### What you need to do:
Whenever the string "icon" turns up in a line of the data below, copy that line.

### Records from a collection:
-------
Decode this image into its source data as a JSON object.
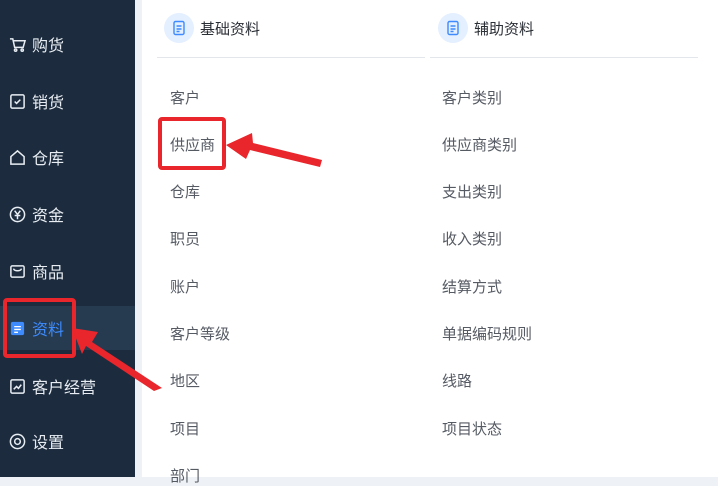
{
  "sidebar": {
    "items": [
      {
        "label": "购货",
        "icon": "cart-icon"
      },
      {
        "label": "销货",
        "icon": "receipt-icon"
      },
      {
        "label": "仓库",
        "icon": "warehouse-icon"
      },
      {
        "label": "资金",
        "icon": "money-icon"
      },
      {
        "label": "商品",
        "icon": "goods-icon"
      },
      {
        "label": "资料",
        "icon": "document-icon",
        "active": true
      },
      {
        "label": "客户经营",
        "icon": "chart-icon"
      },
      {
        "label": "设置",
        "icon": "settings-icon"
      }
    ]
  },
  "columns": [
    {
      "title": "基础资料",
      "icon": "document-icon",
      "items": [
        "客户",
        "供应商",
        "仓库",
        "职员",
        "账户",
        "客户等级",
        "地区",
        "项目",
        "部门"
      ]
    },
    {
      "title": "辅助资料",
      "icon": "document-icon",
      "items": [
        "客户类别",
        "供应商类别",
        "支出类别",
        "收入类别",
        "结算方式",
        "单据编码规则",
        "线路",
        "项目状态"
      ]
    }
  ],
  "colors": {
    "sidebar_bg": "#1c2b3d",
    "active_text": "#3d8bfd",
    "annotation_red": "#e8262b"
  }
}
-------
### Output of the task:
        "icon": "cart-icon"
        "icon": "receipt-icon"
        "icon": "warehouse-icon"
        "icon": "money-icon"
        "icon": "goods-icon"
        "icon": "document-icon",
        "icon": "chart-icon"
        "icon": "settings-icon"
      "icon": "document-icon",
      "icon": "document-icon",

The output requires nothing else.